Code Switch is back — now in its fifth year as a civic hackathon where community members co-create solutions that disrupt inequity. Though we’re fully virtual this year, the mission of Code Switch is the same: using data and technology to co-create solutions that will lead to a higher quality of life for all Minnesotans.
Our virtual hackathon kicked off on September 12, the National Day of Civic Hacking. Participants have about a month to work on projects in teams before our final celebration and sharing of projects in late October. Projects focus on the areas of Lifelong Learning, Economic Justice and Inclusion, and Community First Public Safety.
The virtual kickoff included a welcome from Saint Paul Mayor Melvin Carter, who spoke about the importance of creativity and getting beyond the status quo during 2020’s unprecedented challenges. As he put it, “Why are you doing things in a different way? To ask that in 2020 is, I think, comical.”
The mayor also spoke about decisions to make the community more equitable. “Equity is what happens when we intentionally dismantle racism, when we intentionally dismantle disparities,” he said. “Equity is about ownership, it’s about decision-making power, and it’s about participation in an economy.”
After hearing from the mayor, Code Switch participants shared project ideas, including some that had been submitted ahead of time by community partners. The kickoff and project ideas were hosted on DemocracyLab, a platform that supports open source tech for good projects.
Project teams formed and worked for the rest of the kickoff event on filling out the Civic Tech Canvas, a tool created by the Open Austin group that helps people launch and think through civic tech projects.
Now, the teams are working on bringing their projects to life, with ongoing opportunities to connect. If you missed the kickoff but still want to participate, you can join the Open Twin Cities Slack community to find a project team!

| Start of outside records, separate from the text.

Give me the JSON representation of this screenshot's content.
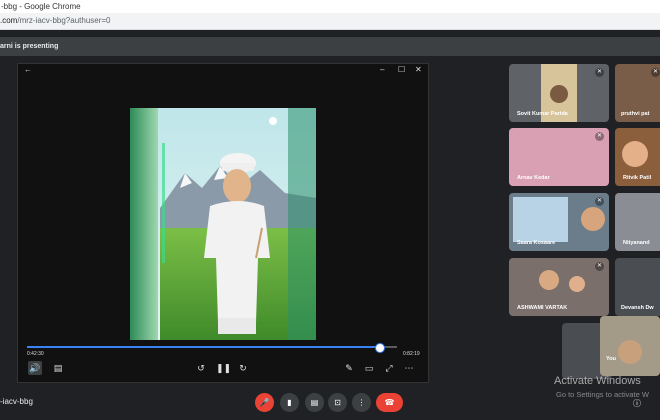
{
  "browser": {
    "title": "-bbg - Google Chrome",
    "url_host": ".com",
    "url_path": "/mrz-iacv-bbg?authuser=0"
  },
  "banner": {
    "text": "arni is presenting"
  },
  "player": {
    "time_elapsed": "0:42:30",
    "time_total": "0:82:19",
    "progress": 0.95,
    "controls": [
      "back-icon",
      "minimize-icon",
      "maximize-icon",
      "close-icon",
      "volume-icon",
      "captions-icon",
      "rewind-icon",
      "pause-icon",
      "forward-icon",
      "pen-icon",
      "crop-icon",
      "fullscreen-icon",
      "more-icon"
    ]
  },
  "participants": [
    {
      "name": "Sovit Kumar Parida",
      "color": "#5f6368"
    },
    {
      "name": "pruthvi pat",
      "color": "#7a5d48"
    },
    {
      "name": "Arnav Kedar",
      "color": "#d9a0b4"
    },
    {
      "name": "Ritvik Patil",
      "color": "#8b5e3c"
    },
    {
      "name": "Saara Kosaare",
      "color": "#6b7d8a"
    },
    {
      "name": "Nityanand",
      "color": "#8a8e94"
    },
    {
      "name": "ASHWAMI VARTAK",
      "color": "#7a6f6a"
    },
    {
      "name": "Devansh Dw",
      "color": "#4a4d52"
    },
    {
      "name": "You",
      "color": "#a39a88"
    }
  ],
  "meeting": {
    "code": "-iacv-bbg"
  },
  "watermark": {
    "line1": "Activate Windows",
    "line2": "Go to Settings to activate W"
  }
}
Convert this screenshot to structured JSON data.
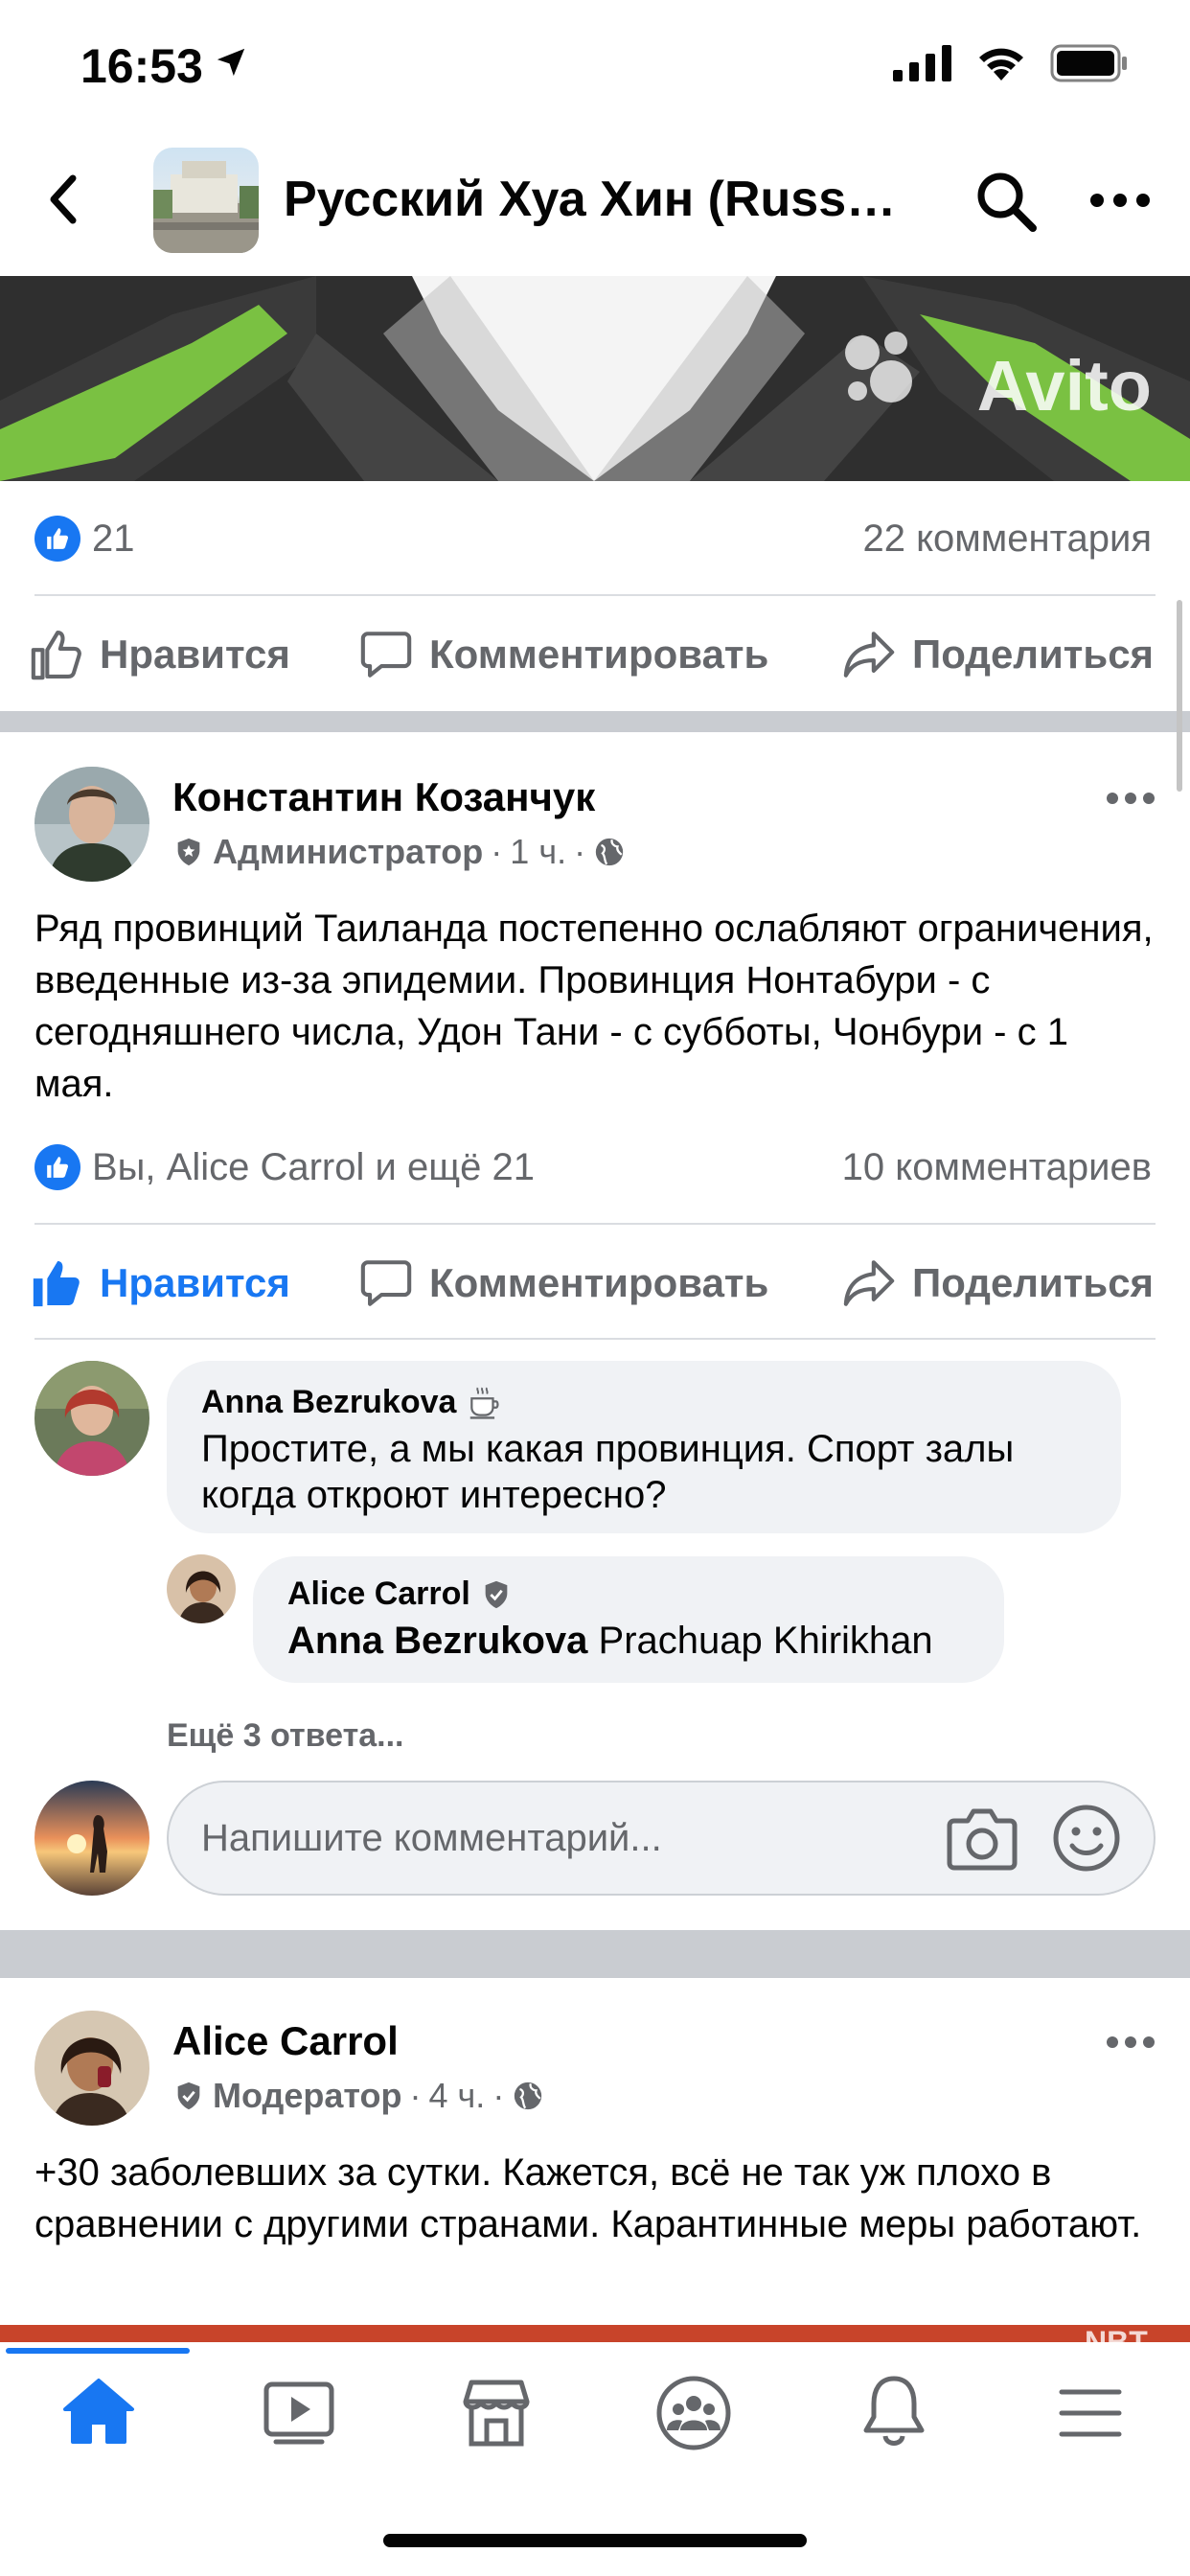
{
  "status_bar": {
    "time": "16:53"
  },
  "header": {
    "title": "Русский Хуа Хин (Russi..."
  },
  "banner": {
    "watermark": "Avito"
  },
  "post1": {
    "likes": "21",
    "comments": "22 комментария",
    "actions": {
      "like": "Нравится",
      "comment": "Комментировать",
      "share": "Поделиться"
    }
  },
  "post2": {
    "author": "Константин Козанчук",
    "role": "Администратор",
    "time": "1 ч.",
    "body": "Ряд провинций Таиланда постепенно ослабляют ограничения, введенные из-за эпидемии. Провинция Нонтабури -  с сегодняшнего числа, Удон Тани - с субботы, Чонбури - с 1 мая.",
    "reactions": "Вы, Alice Carrol и ещё 21",
    "comments": "10 комментариев",
    "actions": {
      "like": "Нравится",
      "comment": "Комментировать",
      "share": "Поделиться"
    },
    "comment1": {
      "name": "Anna Bezrukova",
      "text": "Простите, а мы какая провинция. Спорт залы когда откроют интересно?"
    },
    "reply1": {
      "name": "Alice Carrol",
      "mention": "Anna Bezrukova",
      "text": "Prachuap Khirikhan"
    },
    "more_replies": "Ещё 3 ответа...",
    "input_placeholder": "Напишите комментарий..."
  },
  "post3": {
    "author": "Alice Carrol",
    "role": "Модератор",
    "time": "4 ч.",
    "body": "+30 заболевших за сутки. Кажется, всё не так уж плохо в сравнении с другими странами. Карантинные меры работают.",
    "image_watermark": "NBT"
  },
  "tabbar": {
    "items": [
      "home-icon",
      "watch-icon",
      "marketplace-icon",
      "groups-icon",
      "notifications-icon",
      "menu-icon"
    ],
    "active": "home-icon"
  },
  "colors": {
    "accent": "#1877f2",
    "secondary_text": "#65676b",
    "separator": "#c9ccd1"
  }
}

You can also join weekly virtual meetups on Thursday evenings for the next month.
Learn more about this year’s project ideas, and stay tuned for results from this year’s Code Switch:
Policing Data Analysis / Data Storytelling
Data analysis on local policing practices to support conversations about the future of public safety in our communities.
Open Twin Cities Slack channel: #policing-data
Twin Cities Talk: Conversations on Policing and Policy
Use digital tools to invite more people into the conversation on policing and community safety, with the goal of learning and building consensus.
Open Twin Cities Slack channel: #tc-talk
Empower Twin Cities renters by sharing and demystifying information about property owners and their histories.
Open Twin Cities Slack channel: #renters_resources
Twin Cities Mutual Aid Project
Support this mutual aid mapping project — created during the uprisings following the murder of George Floyd — by continuing to improve its information and accessibility.
Open Twin Cities Slack channel: #tc-aid-general
Info Resource Pop-Ups
Create interactive booths in public spaces that allow people to quickly look up nearby resources for food, shelter, clothing, and personal protective equipment.
Open Twin Cities Slack channel: #info-resource-popups
Minnesota Academy of Science User Experience Review
Analyze the user experience of the Minnesota Academy of Science’s STEM resource pages, which are targeted for K-12 students and parents, educators, STEM professionals, and the general public.
Open Twin Cities Slack channel: #stem-ux-review
Mobile Map for Downtown St. Paul
Create an interactive, dynamic map to help community members navigate the skyways and downtown resources and attractions.
Open Twin Cities Slack channel: #stp-mobile-map